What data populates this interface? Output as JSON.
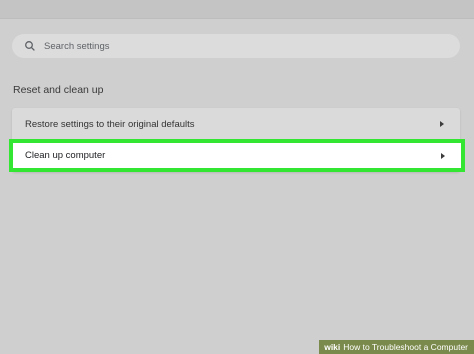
{
  "search": {
    "placeholder": "Search settings",
    "icon": "search-icon"
  },
  "section": {
    "title": "Reset and clean up",
    "items": [
      {
        "label": "Restore settings to their original defaults",
        "icon": "chevron-right-icon"
      },
      {
        "label": "Clean up computer",
        "icon": "chevron-right-icon",
        "highlighted": true
      }
    ]
  },
  "highlight_color": "#32e632",
  "watermark": {
    "logo": "wiki",
    "text": "How to Troubleshoot a Computer"
  }
}
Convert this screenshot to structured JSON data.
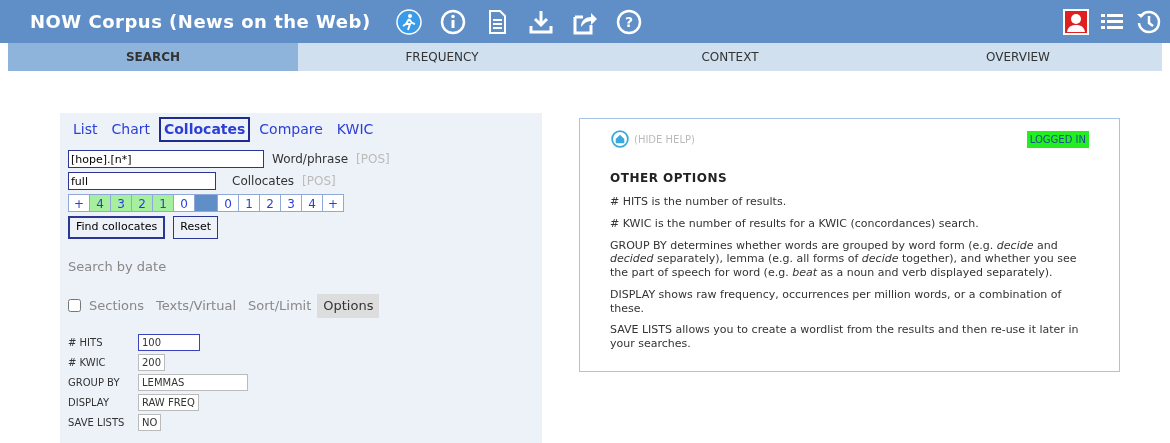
{
  "header": {
    "title": "NOW Corpus (News on the Web)",
    "help_icon": "?"
  },
  "tabs": [
    {
      "label": "SEARCH",
      "selected": true
    },
    {
      "label": "FREQUENCY",
      "selected": false
    },
    {
      "label": "CONTEXT",
      "selected": false
    },
    {
      "label": "OVERVIEW",
      "selected": false
    }
  ],
  "search_panel": {
    "modes": [
      {
        "label": "List",
        "selected": false
      },
      {
        "label": "Chart",
        "selected": false
      },
      {
        "label": "Collocates",
        "selected": true
      },
      {
        "label": "Compare",
        "selected": false
      },
      {
        "label": "KWIC",
        "selected": false
      }
    ],
    "word_field": {
      "value": "[hope].[n*]",
      "label": "Word/phrase",
      "pos": "[POS]"
    },
    "collocates_field": {
      "value": "full",
      "label": "Collocates",
      "pos": "[POS]"
    },
    "span": [
      {
        "kind": "plus",
        "label": "+",
        "selected": false
      },
      {
        "kind": "num",
        "label": "4",
        "selected": true
      },
      {
        "kind": "num",
        "label": "3",
        "selected": true
      },
      {
        "kind": "num",
        "label": "2",
        "selected": true
      },
      {
        "kind": "num",
        "label": "1",
        "selected": true
      },
      {
        "kind": "num",
        "label": "0",
        "selected": false
      },
      {
        "kind": "node"
      },
      {
        "kind": "num",
        "label": "0",
        "selected": false
      },
      {
        "kind": "num",
        "label": "1",
        "selected": false
      },
      {
        "kind": "num",
        "label": "2",
        "selected": false
      },
      {
        "kind": "num",
        "label": "3",
        "selected": false
      },
      {
        "kind": "num",
        "label": "4",
        "selected": false
      },
      {
        "kind": "plus",
        "label": "+",
        "selected": false
      }
    ],
    "buttons": [
      "Find collocates",
      "Reset"
    ],
    "search_by_date": "Search by date",
    "sections": {
      "label": "Sections",
      "checked": false
    },
    "section_tabs": [
      {
        "label": "Texts/Virtual",
        "selected": false
      },
      {
        "label": "Sort/Limit",
        "selected": false
      },
      {
        "label": "Options",
        "selected": true
      }
    ],
    "options": [
      {
        "label": "# HITS",
        "value": "100"
      },
      {
        "label": "# KWIC",
        "value": "200"
      },
      {
        "label": "GROUP BY",
        "value": "LEMMAS"
      },
      {
        "label": "DISPLAY",
        "value": "RAW FREQ"
      },
      {
        "label": "SAVE LISTS",
        "value": "NO"
      }
    ]
  },
  "help": {
    "hide_link": "(HIDE HELP)",
    "status": "LOGGED IN",
    "heading": "OTHER OPTIONS",
    "paragraphs": [
      "# HITS is the number of results.",
      "# KWIC is the number of results for a KWIC (concordances) search.",
      "GROUP BY determines whether words are grouped by word form (e.g. *decide* and *decided* separately), lemma (e.g. all forms of *decide* together), and whether you see the part of speech for word (e.g. *beat* as a noun and verb displayed separately).",
      "DISPLAY shows raw frequency, occurrences per million words, or a combination of these.",
      "SAVE LISTS allows you to create a wordlist from the results and then re-use it later in your searches."
    ]
  }
}
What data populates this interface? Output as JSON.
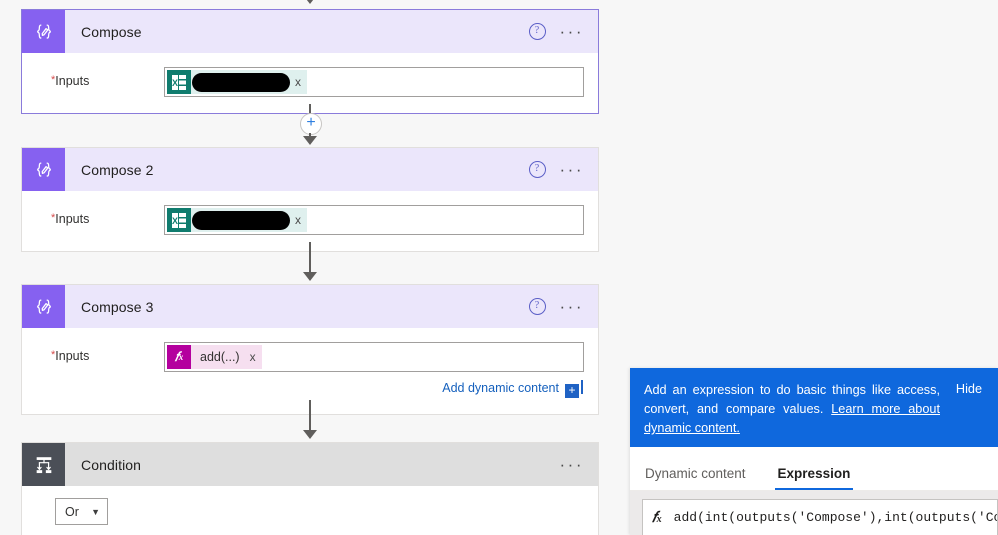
{
  "canvas": {
    "cards": [
      {
        "id": "compose",
        "icon_name": "compose-icon",
        "title": "Compose",
        "selected": true,
        "help_icon": "help-circle-icon",
        "more_icon": "ellipsis-icon",
        "field": {
          "label": "Inputs",
          "required_marker": "*",
          "token_type": "dynamic",
          "token_icon": "excel-file-icon",
          "token_label": "",
          "token_redacted": true,
          "remove_icon": "x"
        },
        "add_dynamic_content": null
      },
      {
        "id": "compose-2",
        "icon_name": "compose-icon",
        "title": "Compose 2",
        "selected": false,
        "help_icon": "help-circle-icon",
        "more_icon": "ellipsis-icon",
        "field": {
          "label": "Inputs",
          "required_marker": "*",
          "token_type": "dynamic",
          "token_icon": "excel-file-icon",
          "token_label": "",
          "token_redacted": true,
          "remove_icon": "x"
        },
        "add_dynamic_content": null
      },
      {
        "id": "compose-3",
        "icon_name": "compose-icon",
        "title": "Compose 3",
        "selected": false,
        "help_icon": "help-circle-icon",
        "more_icon": "ellipsis-icon",
        "field": {
          "label": "Inputs",
          "required_marker": "*",
          "token_type": "expression",
          "token_icon": "fx-icon",
          "token_label": "add(...)",
          "token_redacted": false,
          "remove_icon": "x"
        },
        "add_dynamic_content": {
          "label": "Add dynamic content",
          "button_icon": "plus-icon",
          "button_glyph": "+"
        }
      },
      {
        "id": "condition",
        "icon_name": "condition-icon",
        "title": "Condition",
        "selected": false,
        "help_icon": null,
        "more_icon": "ellipsis-icon",
        "field": null,
        "operator_select": {
          "value": "Or",
          "chevron_icon": "chevron-down-icon"
        }
      }
    ],
    "connectors": {
      "add_step_button_glyph": "+",
      "add_step_icon": "plus-circle-icon"
    }
  },
  "expression_panel": {
    "banner": {
      "text_before_link": "Add an expression to do basic things like access, convert, and compare values. ",
      "link_text": "Learn more about dynamic content.",
      "hide_label": "Hide",
      "background": "#0f68dd"
    },
    "tabs": [
      {
        "label": "Dynamic content",
        "active": false
      },
      {
        "label": "Expression",
        "active": true
      }
    ],
    "expression_input": {
      "fx_label": "fx",
      "value": "add(int(outputs('Compose'),int(outputs('Co",
      "placeholder": "add(int(outputs('Compose'),int(outputs('Co"
    }
  },
  "colors": {
    "accent_purple": "#8661f0",
    "header_purple": "#ebe6fb",
    "selected_border": "#8a7bdb",
    "condition_icon": "#4b4f57",
    "condition_header": "#dedede",
    "link_blue": "#1560bd",
    "banner_blue": "#0f68dd",
    "token_teal": "#107c6e",
    "token_magenta": "#b4009e"
  }
}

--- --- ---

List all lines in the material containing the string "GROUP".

**Completed exercise**:
        "label": "GROUP BY",
      "GROUP BY determines whether words are grouped by word form (e.g. *decide* and *decided* separately), lemma (e.g. all forms of *decide* together), and whether you see the part of speech for word (e.g. *beat* as a noun and verb displayed separately).",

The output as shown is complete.